Imagine how it felt to be James Anderson on Saturday afternoon.
He mentioned, after the first day of the game on Wednesday, how weary he was, having claimed four wickets as England fought back with the ball. But little more than two-and-a-half hours after West Indies' first innings had ended on day two, he was forced to pull on his boots once more. He gave his all and looked, at times, close to exhaustion on an unresponsive pitch, under a hot sun and against a batting line-up that put a high price on their wickets. He didn't take a wicket but he couldn't have tried harder. Nobody can ask for more than that.
But imagine how he felt as he watched his team-mates in their second innings. Imagine how he felt as he saw them squander their wickets as if this were a benefit match. Imagine how he felt, having being blunted by a batting line-up who gave him nothing, seeing his batsmen show all the fight of a pacifist kitten in the fourth innings.
"There were a few very soft dismissals in there," Joe Root admitted afterwards. "There wasn't a huge amount on offer for West Indies and it was disappointing to see some of the dismissals."
England have suffered several batting collapses in recent years. Three times - in Dhaka, Auckland and Nottingham - they have lost 10 wickets in a session. You only have to go back to Thursday for an example of an occasion when they lost nine. It's hard to deny the conclusion they are brittle.
On each of those occasions, however, there was a degree of mitigation. On each occasion, they were faced with either outstanding bowling, demanding conditions or a combination of both.
It would be hard to claim that was the case here. Roston Chase bowled nicely enough. He has excellent control, he bowled in good areas and he gave England no 'release' deliveries. But the pitch offered him little and, before this game, he had a Test average of 47.61. To lose eight wickets to him - eight: more than Malcolm Marshall or Joel Garner ever claimed in Test cricket - spoke of an alarming lack of application from England's batsmen.

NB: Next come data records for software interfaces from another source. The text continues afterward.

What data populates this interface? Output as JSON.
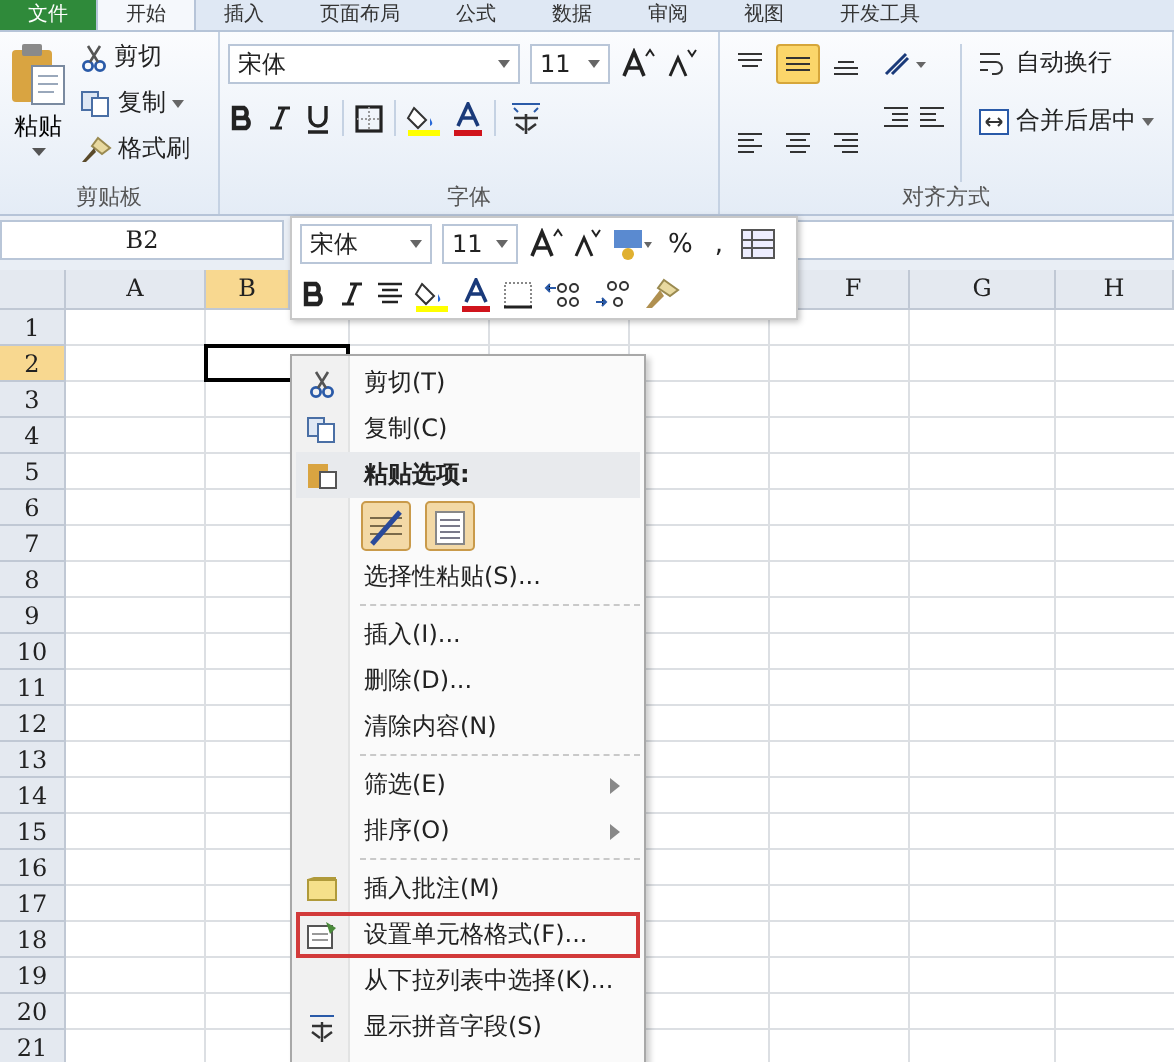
{
  "tabs": [
    {
      "label": "文件",
      "selected": false
    },
    {
      "label": "开始",
      "selected": true
    },
    {
      "label": "插入",
      "selected": false
    },
    {
      "label": "页面布局",
      "selected": false
    },
    {
      "label": "公式",
      "selected": false
    },
    {
      "label": "数据",
      "selected": false
    },
    {
      "label": "审阅",
      "selected": false
    },
    {
      "label": "视图",
      "selected": false
    },
    {
      "label": "开发工具",
      "selected": false
    }
  ],
  "clipboard": {
    "paste": "粘贴",
    "cut": "剪切",
    "copy": "复制",
    "format_painter": "格式刷",
    "label": "剪贴板"
  },
  "font": {
    "name": "宋体",
    "size": "11",
    "label": "字体"
  },
  "alignment": {
    "buttons": [
      {
        "kind": "top",
        "selected": false
      },
      {
        "kind": "middle",
        "selected": true
      },
      {
        "kind": "bottom",
        "selected": false
      },
      {
        "kind": "left",
        "selected": false
      },
      {
        "kind": "center",
        "selected": false
      },
      {
        "kind": "right",
        "selected": false
      }
    ],
    "wrap": "自动换行",
    "merge": "合并后居中",
    "label": "对齐方式"
  },
  "name_box": "B2",
  "columns": [
    {
      "label": "A",
      "selected": false
    },
    {
      "label": "B",
      "selected": true
    },
    {
      "label": "F",
      "selected": false
    },
    {
      "label": "G",
      "selected": false
    },
    {
      "label": "H",
      "selected": false
    }
  ],
  "rows": [
    {
      "label": "1",
      "selected": false
    },
    {
      "label": "2",
      "selected": true
    },
    {
      "label": "3",
      "selected": false
    },
    {
      "label": "4",
      "selected": false
    },
    {
      "label": "5",
      "selected": false
    },
    {
      "label": "6",
      "selected": false
    },
    {
      "label": "7",
      "selected": false
    },
    {
      "label": "8",
      "selected": false
    },
    {
      "label": "9",
      "selected": false
    },
    {
      "label": "10",
      "selected": false
    },
    {
      "label": "11",
      "selected": false
    },
    {
      "label": "12",
      "selected": false
    },
    {
      "label": "13",
      "selected": false
    },
    {
      "label": "14",
      "selected": false
    },
    {
      "label": "15",
      "selected": false
    },
    {
      "label": "16",
      "selected": false
    },
    {
      "label": "17",
      "selected": false
    },
    {
      "label": "18",
      "selected": false
    },
    {
      "label": "19",
      "selected": false
    },
    {
      "label": "20",
      "selected": false
    },
    {
      "label": "21",
      "selected": false
    }
  ],
  "mini_toolbar": {
    "font": "宋体",
    "size": "11",
    "percent": "%",
    "comma": ","
  },
  "context_menu": {
    "items": [
      {
        "kind": "cut",
        "label": "剪切(T)",
        "submenu": false,
        "highlighted": false
      },
      {
        "kind": "copy",
        "label": "复制(C)",
        "submenu": false,
        "highlighted": false
      },
      {
        "kind": "pasteheader",
        "label": "粘贴选项:",
        "submenu": false,
        "highlighted": false
      },
      {
        "kind": "pastebuttons"
      },
      {
        "kind": "plain",
        "label": "选择性粘贴(S)...",
        "submenu": false,
        "highlighted": false
      },
      {
        "kind": "separator"
      },
      {
        "kind": "plain",
        "label": "插入(I)...",
        "submenu": false,
        "highlighted": false
      },
      {
        "kind": "plain",
        "label": "删除(D)...",
        "submenu": false,
        "highlighted": false
      },
      {
        "kind": "plain",
        "label": "清除内容(N)",
        "submenu": false,
        "highlighted": false
      },
      {
        "kind": "separator"
      },
      {
        "kind": "plain",
        "label": "筛选(E)",
        "submenu": true,
        "highlighted": false
      },
      {
        "kind": "plain",
        "label": "排序(O)",
        "submenu": true,
        "highlighted": false
      },
      {
        "kind": "separator"
      },
      {
        "kind": "comment",
        "label": "插入批注(M)",
        "submenu": false,
        "highlighted": false
      },
      {
        "kind": "format",
        "label": "设置单元格格式(F)...",
        "submenu": false,
        "highlighted": true
      },
      {
        "kind": "plain",
        "label": "从下拉列表中选择(K)...",
        "submenu": false,
        "highlighted": false
      },
      {
        "kind": "phonetic",
        "label": "显示拼音字段(S)",
        "submenu": false,
        "highlighted": false
      }
    ]
  }
}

It was, in its own way, as poor a display of batting as England have produced in Trevor Bayliss' reign as coach.
Chase's bowling was, to some extent, simply the straw that broke the camel's back. He was the beneficiary of a performance that had seen Kemar Roach and co. dismantle England for 77 on day two and a double-century from Jason Holder that both exhausted and dispirited England in the field on day three. They had been set 628, for goodness sake. They might as well have been set a unicorn.
But it was alarming how they capitulated. It's all very well to talk of aggression and positivity, but teams need discipline and fight, too. England didn't show enough of either here, losing their last six wickets for 31 in a sequence that included a catch on the midwicket boundary, a stumping, two slashes to slip and two forces into the leg side.
We should retain some perspective. Going into this match, England had won eight of their nine previous Tests including an away series cleansweep in Sri Lanka and a home series victory over the No. 1-rated team, India. They can still win this series. "We're better than this," as Root insisted. "We're still a good side."
But this was a reminder, if any were needed it, that they have a long way to go before they can claim to be the best side in the world. To see West Indies' seamers gain life from a surface that appeared dead to England's and to see England's spinners thumped out of the game while West Indies' bamboozled batsmen were reminders of perennial problems within the English game. It is not producing enough fast bowlers or spinners. Focusing on white-ball cricket - and the heart of the season now belongs to the white-ball game - dilutes the skills required for Test cricket. The Championship hasn't produced an indisputably top-class Test opening batsman since Alastair Cook a decade-and-a-half ago.
In the immediate aftermath of this defeat, attention will fall on England's selection. And it is true, Sam Curran and Adil Rashid had disappointing games. The latter may even have played his last Test. Stuart Broad may well have offered more with the ball than Curran, who endured his first poor game, and Jack Leach would have offered more control. The selectors almost certainly got it wrong.
Ben Foakes may also feel pressure in the coming days. With England having other keeping options within the squad, there will be talk of dropping him and asking Bairstow to keep in order to make way for another bowler.
But it should not be forgotten: England were bowled out for 77 in the first innings and lost eight wickets against gentle offspin in the second. It is the batsmen who failed. No one is suggesting the likes of Ben Stokes or Jos Buttler be dropped, but their career averages are 33.33 and 35.77 respectively. England need more from their Nos. 5 and 6. Equally, Keaton Jennings averages 25.86 after 16 Tests and Moeen Ali is averaging 17.56 since the start of the Ashes, in November 2017, and 9.75 since the start of the Sri Lanka tour a year later. More is required of all of them if England are to achieve greater consistency.
Anderson, as is fitting, was the undefeated batsman on Saturday afternoon. Some of his team-mates would do well to reflect on his commitment, discipline and desire.